But he wasn't clean. Our Bad Media found numerous instances similar to the Lepore flap in articles that Zakaria's employers had supposedly reviewed. Then, when his employers brushed @crushingbort and @blippoblappo off, they found even more examples. Then they investigated his book, and found some more. Then they examined his CNN show, and found 26 more examples, as well as another from the very first article he wrote for The New Republic back in 1987.
This example is perhaps most striking, in which a segment on his CNN show outright repeats passages from an obscure documentary:
Some of the examples Our Bad Media has turned up are blatant instances of verbatim copy pasting. Others rephrase and lift ideas and original research without attribution, which is still plagiarism. Some of these may be accidental, but the weight of the evidence makes a crushing circumstantial case.
This is especially so when you consider several occasions in which he repeated facts that were out of date. During his show on April 29, 2012, he restated several facts about "last year" from this 2011 Economist piece — but didn't update them with current data, making them inaccurate. The idea that all of this is a coincidence simply beggars belief.
Politico's media reporter Dylan Byers took a hard look at the evidence and essentially concluded that Our Bad Media has Zakaria dead to rights. After speaking with some journalism professors over email, he concluded:
For years now, Zakaria has made a habit of borrowing facts, language, and style from other sources without attributing the work to its original authors, and he has presented such material as if it were his own. [Politico]
Nevertheless, elite institutions appear to be circling the wagons. "I thought it was so far from a case of plagiarism that it made me question the entire enterprise," Post editorial page editor Fred Hiatt scoffed to Byers.
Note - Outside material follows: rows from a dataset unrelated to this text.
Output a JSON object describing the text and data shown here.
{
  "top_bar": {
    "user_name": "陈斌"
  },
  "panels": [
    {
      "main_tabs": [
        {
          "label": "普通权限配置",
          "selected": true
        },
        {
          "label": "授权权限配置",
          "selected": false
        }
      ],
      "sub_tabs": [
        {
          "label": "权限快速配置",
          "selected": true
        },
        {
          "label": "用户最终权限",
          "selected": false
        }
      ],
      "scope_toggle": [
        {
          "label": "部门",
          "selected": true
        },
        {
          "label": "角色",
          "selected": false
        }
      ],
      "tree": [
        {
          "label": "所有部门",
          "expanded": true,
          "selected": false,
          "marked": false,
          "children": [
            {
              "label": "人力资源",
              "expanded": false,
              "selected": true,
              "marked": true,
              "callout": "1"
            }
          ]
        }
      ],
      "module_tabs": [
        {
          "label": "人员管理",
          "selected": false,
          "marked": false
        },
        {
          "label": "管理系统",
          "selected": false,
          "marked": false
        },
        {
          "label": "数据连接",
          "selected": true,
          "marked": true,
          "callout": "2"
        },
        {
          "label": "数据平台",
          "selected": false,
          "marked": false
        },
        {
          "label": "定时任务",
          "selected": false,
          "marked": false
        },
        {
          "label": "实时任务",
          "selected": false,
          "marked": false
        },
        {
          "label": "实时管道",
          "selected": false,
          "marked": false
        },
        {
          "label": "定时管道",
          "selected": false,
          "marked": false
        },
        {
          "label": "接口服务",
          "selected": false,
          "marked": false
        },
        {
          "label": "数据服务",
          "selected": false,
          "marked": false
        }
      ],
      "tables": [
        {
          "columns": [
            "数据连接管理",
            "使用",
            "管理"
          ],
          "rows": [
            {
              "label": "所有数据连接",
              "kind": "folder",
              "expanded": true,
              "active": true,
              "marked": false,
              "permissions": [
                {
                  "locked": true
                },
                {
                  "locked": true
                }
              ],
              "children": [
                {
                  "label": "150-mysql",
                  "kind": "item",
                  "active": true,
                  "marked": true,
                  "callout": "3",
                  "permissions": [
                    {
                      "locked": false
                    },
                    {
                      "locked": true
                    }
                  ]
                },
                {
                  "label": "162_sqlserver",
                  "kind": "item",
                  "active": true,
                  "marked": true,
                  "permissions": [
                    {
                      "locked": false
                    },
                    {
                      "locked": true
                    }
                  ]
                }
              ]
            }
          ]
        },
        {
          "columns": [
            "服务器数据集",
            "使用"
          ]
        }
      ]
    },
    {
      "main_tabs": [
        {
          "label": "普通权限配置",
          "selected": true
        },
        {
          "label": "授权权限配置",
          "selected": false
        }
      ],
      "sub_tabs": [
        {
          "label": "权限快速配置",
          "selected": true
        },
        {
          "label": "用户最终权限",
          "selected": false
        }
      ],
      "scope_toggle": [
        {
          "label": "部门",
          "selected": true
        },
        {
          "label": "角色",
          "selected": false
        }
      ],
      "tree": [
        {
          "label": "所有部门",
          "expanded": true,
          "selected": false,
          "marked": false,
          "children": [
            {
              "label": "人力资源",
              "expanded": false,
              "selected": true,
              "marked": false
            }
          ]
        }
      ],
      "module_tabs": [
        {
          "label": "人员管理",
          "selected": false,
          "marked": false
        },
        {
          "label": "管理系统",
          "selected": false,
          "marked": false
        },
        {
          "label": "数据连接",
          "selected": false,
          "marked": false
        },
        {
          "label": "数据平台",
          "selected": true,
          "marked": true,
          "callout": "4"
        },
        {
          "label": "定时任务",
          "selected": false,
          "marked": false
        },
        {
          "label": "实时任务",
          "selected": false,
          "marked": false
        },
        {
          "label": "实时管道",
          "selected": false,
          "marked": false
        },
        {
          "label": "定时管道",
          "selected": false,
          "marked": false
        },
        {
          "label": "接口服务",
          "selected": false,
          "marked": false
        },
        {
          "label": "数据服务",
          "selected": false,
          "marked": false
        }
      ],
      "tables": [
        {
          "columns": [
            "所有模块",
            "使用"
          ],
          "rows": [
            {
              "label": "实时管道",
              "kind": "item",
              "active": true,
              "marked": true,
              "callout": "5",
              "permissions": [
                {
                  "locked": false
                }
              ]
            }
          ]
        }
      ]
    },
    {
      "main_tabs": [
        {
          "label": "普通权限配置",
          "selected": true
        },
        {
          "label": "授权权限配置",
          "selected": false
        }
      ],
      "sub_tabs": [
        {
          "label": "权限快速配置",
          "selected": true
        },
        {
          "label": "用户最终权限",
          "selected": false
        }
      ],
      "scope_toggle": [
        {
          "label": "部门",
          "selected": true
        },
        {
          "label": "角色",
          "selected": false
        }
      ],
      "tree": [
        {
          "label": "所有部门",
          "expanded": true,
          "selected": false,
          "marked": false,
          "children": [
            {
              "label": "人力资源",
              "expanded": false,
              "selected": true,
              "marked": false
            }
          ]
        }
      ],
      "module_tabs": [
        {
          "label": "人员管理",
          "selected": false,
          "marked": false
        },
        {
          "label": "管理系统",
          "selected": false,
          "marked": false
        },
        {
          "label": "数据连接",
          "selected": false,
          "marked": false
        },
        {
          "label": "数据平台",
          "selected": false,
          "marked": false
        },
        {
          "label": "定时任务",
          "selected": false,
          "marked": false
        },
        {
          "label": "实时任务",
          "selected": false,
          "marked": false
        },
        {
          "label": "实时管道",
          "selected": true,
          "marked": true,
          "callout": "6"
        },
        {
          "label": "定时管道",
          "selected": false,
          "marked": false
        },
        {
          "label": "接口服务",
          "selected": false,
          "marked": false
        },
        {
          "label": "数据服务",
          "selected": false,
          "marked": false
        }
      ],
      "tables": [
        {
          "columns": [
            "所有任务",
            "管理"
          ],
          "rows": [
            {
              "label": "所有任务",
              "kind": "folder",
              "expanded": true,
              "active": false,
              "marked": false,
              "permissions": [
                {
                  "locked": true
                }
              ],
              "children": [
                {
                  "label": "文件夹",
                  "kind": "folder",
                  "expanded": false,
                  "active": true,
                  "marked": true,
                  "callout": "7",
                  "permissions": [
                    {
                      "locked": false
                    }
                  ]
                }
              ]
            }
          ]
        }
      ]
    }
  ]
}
CNN emailed him a statement saying it has the "highest confidence in the excellence and integrity" of Zakaria's work. Only Time is conducting a review, though Zakaria doesn't work there anymore.
The comparison with Benny Johnson, who was fired by BuzzFeed after Our Bad Media similarly nailed him on plagiarism, is highly illustrative. Johnson also lifted research and language, and did some "patch writing" to cover his tracks. But if anything, Zakaria's sins were worse. Johnson plagiarized to create worthless and offensive listicles about obvious, widely known stories. It was highly unethical, but not particularly harmful.
Zakaria, by contrast, swiped painstaking research about obscure subjects, such as when he bogarted exact language from The New York Times (see here and here) describing an analysis the paper had personally commissioned.
Benny Johnson is a right-wing clown. Fareed Zakaria, on the other hand, is a made man, one of the most famous and widely respected journalists in America. Accordingly, Our Bad Media's findings impugn not just him, but half the journalistic establishment. It's fairly obvious at this point that whatever the Post and CNN did to "review" his work back in 2012 was laughably inadequate. To sack him now would be to admit serious fault.
As Byers put it in a previous post, "The media is reluctant to even question the integrity of its elder statesmen." So far there is no word from CNN or the Post as to whether they will keep Zakaria on. But even if he is eventually fired, the sheer fact that it took this much time and evidence to do it says nothing good about the integrity of our elite media institutions.